Growing up I’m not really sure how much I learned about pregnancy. In church and in Sunday school, I was told that children were a gift from God and that if did get pregnant it was because God wanted to use you as a vehicle for creation. This is why it was absolutely wrong to have an abortion—you were thwarting the plan that God had already set in place. No matter the circumstances—whether you chose to have sex or not— you had been chosen to have a baby. Just like Mary. Mary was young and afraid, but she accepted the plan that God wanted to enact in her and as a reward she was given a perfect son, a saintly partner, and a painless childbirth. I never considered whether she lost her mind trying to deal with Jesus wanting to nurse throughout the night or crying for hours on end. This was probably because these issues weren’t really on my radar. But if they had crossed my mind, I’m sure that I would have reasoned one of two things—either a) Jesus wouldn’t have acted like that to begin with because he’s God, b) even if Jesus did, Mary wouldn’t have minded at all because she’s holy and perfect too. On television and from certain (impolite) male family members, I was told that the stomachs and breasts of pregnant women grow larger.
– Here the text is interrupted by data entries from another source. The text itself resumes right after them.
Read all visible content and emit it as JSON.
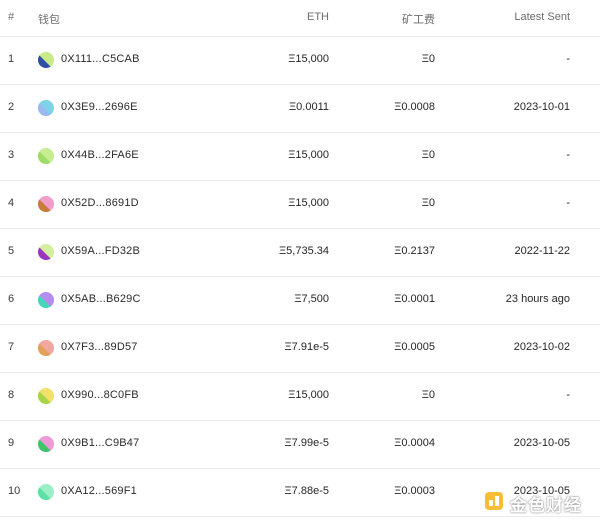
{
  "headers": {
    "index": "#",
    "wallet": "钱包",
    "eth": "ETH",
    "fee": "矿工费",
    "latest_sent": "Latest Sent"
  },
  "rows": [
    {
      "index": "1",
      "wallet": "0X111...C5CAB",
      "eth": "Ξ15,000",
      "fee": "Ξ0",
      "latest_sent": "-",
      "avatar_colors": [
        "#2e4fa3",
        "#c9ea88"
      ]
    },
    {
      "index": "2",
      "wallet": "0X3E9...2696E",
      "eth": "Ξ0.0011",
      "fee": "Ξ0.0008",
      "latest_sent": "2023-10-01",
      "avatar_colors": [
        "#9bb8f0",
        "#7ed3e6"
      ]
    },
    {
      "index": "3",
      "wallet": "0X44B...2FA6E",
      "eth": "Ξ15,000",
      "fee": "Ξ0",
      "latest_sent": "-",
      "avatar_colors": [
        "#9edb6a",
        "#c6ee8e"
      ]
    },
    {
      "index": "4",
      "wallet": "0X52D...8691D",
      "eth": "Ξ15,000",
      "fee": "Ξ0",
      "latest_sent": "-",
      "avatar_colors": [
        "#c77d3a",
        "#f0a0c8"
      ]
    },
    {
      "index": "5",
      "wallet": "0X59A...FD32B",
      "eth": "Ξ5,735.34",
      "fee": "Ξ0.2137",
      "latest_sent": "2022-11-22",
      "avatar_colors": [
        "#9b36c2",
        "#d3ee9e"
      ]
    },
    {
      "index": "6",
      "wallet": "0X5AB...B629C",
      "eth": "Ξ7,500",
      "fee": "Ξ0.0001",
      "latest_sent": "23 hours ago",
      "avatar_colors": [
        "#46d6b8",
        "#b58cf0"
      ]
    },
    {
      "index": "7",
      "wallet": "0X7F3...89D57",
      "eth": "Ξ7.91e-5",
      "fee": "Ξ0.0005",
      "latest_sent": "2023-10-02",
      "avatar_colors": [
        "#e4a05a",
        "#f0a8a0"
      ]
    },
    {
      "index": "8",
      "wallet": "0X990...8C0FB",
      "eth": "Ξ15,000",
      "fee": "Ξ0",
      "latest_sent": "-",
      "avatar_colors": [
        "#a6d44a",
        "#f1e06a"
      ]
    },
    {
      "index": "9",
      "wallet": "0X9B1...C9B47",
      "eth": "Ξ7.99e-5",
      "fee": "Ξ0.0004",
      "latest_sent": "2023-10-05",
      "avatar_colors": [
        "#3fc46a",
        "#ee9ad6"
      ]
    },
    {
      "index": "10",
      "wallet": "0XA12...569F1",
      "eth": "Ξ7.88e-5",
      "fee": "Ξ0.0003",
      "latest_sent": "2023-10-05",
      "avatar_colors": [
        "#5ee0a4",
        "#9af0c6"
      ]
    }
  ],
  "watermark": {
    "text": "金色财经",
    "logo_color": "#f5b820"
  }
}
The breast increase was a particular gift for men and perhaps served to keep them still sexually interested in their otherwise potentially less attractive partners. All in all, I thought pregnancy must not be that bad—if I’m ever pregnant I’ll be getting the gift of a child and extra sexiness (read: the ability to excite men) all in one package deal. This is pretty much salvation for women, right?
Now I’m actually pregnant and I realize it is not that great. I actually really dislike being pregnant. I felt awful for (not just the first three months, but really) the first 4.5 months. By “awful”, I mean specifically that I thought I was going to throw up at any moment day or night 24/7. I often did, and when I didn’t I usually felt even worse. I couldn’t open my refrigerator door, I couldn’t cook or prepare my own food, I couldn’t food shop. The smells were too intense and the nausea was too debilitating. I didn’t feel like I was having a baby, I felt like I had become the baby. I was totally reliant on my partner for everything from food, to transportation, to cleaning up. This, by the way, didn’t create the best conditions for building confidence in oneself as an adult and therefore capable of soon taking care of another human life. I felt like a failure as an adult and as a woman. This, in turn, produced a lot of anxiety and even more intense nausea. I woke up multiple times a night with nausea and couldn’t go back to sleep. And, this was a healthy pregnancy. I laughed when I read the U.S. Catholic Bishops’ letter to the Department of Health and Human Services protesting the inclusion of contraception and sterilization among illness prevention measures on the grounds that pregnancy is not a disease because, I can tell you from my own experience, it sure felt like a disease. I appreciate the sentiment that pregnancy is a natural thing that happens to women’s bodies and shouldn’t be over-medicalized (though I don’t think this isn’t exactly what the Bishops intend to get at here), but it doesn’t change the reality that if you had told me I was dying of cancer in those first 5 months I wouldn’t have been surprised. In fact, I would have felt relieved for an explanation of why this felt so bad. Surely every woman’s experience of pregnancy is different. I had just never known before that this much suffering in pregnancy was considered perfectly within the range of the healthy and normal.
There’s so much that could make pregnancy easier for women. Once I start brainstorming on the topic, I quickly become overwhelmed. There is so much that needs to change. I’ll just offer a few thoughts here. First, it would be a lot healthier if we adopted realistic language about pregnancy and childbirth in religious settings. We should talk about how bearing children is really difficult and becoming frustrated with the process does not mean that one has failed to accept any potential gifts that might exist alongside of the challenges. In churches that emphasize the role of Mary and, in particular, Mary’s role as mother of Jesus, we should be honest about the fact that Mary probably experienced a lot of pain and suffering—not only in childbirth, but also throughout the course of the pregnancy itself and into early motherhood. Her virtue is not defined by the degree to which this pain didn’t affect her, but instead it is defined by the degree to which she faced it head on, asked for help when she needed it, questioned God directly when she was confused and unsure (Lk 1:34), and just simply held on. Second, we should emphasize that childbearing is the work of a community, not just an individual. Partners aren’t being extra nice and good when they help pregnant women by doing all the dishes, the food shopping, or the cooking. This is what has to happen for these women to survive, i.e., to stay both physically and mentally healthy. People in the broader community have to make accommodations for pregnant women and nursing mothers in the workplace, in church, and in social settings. This might mean having to get over the fact that a mother might have to nurse her infant in the middle of a church service (yes, right there in the pews!) in order to both keep the baby quiet and the mother participating in the worship without excessive interruptions. This could mean that friends of the woman may have to make a point to check in on a pregnant woman or new mother with extra intention to ensure that she doesn’t slip into post-partum or pregnancy depression (often brought on because of the isolation that follows from not feeling well physically). Third, we should encourage women to talk about their experiences of pregnancy, especially when they do not conform to expected narratives of pure bliss and gratitude.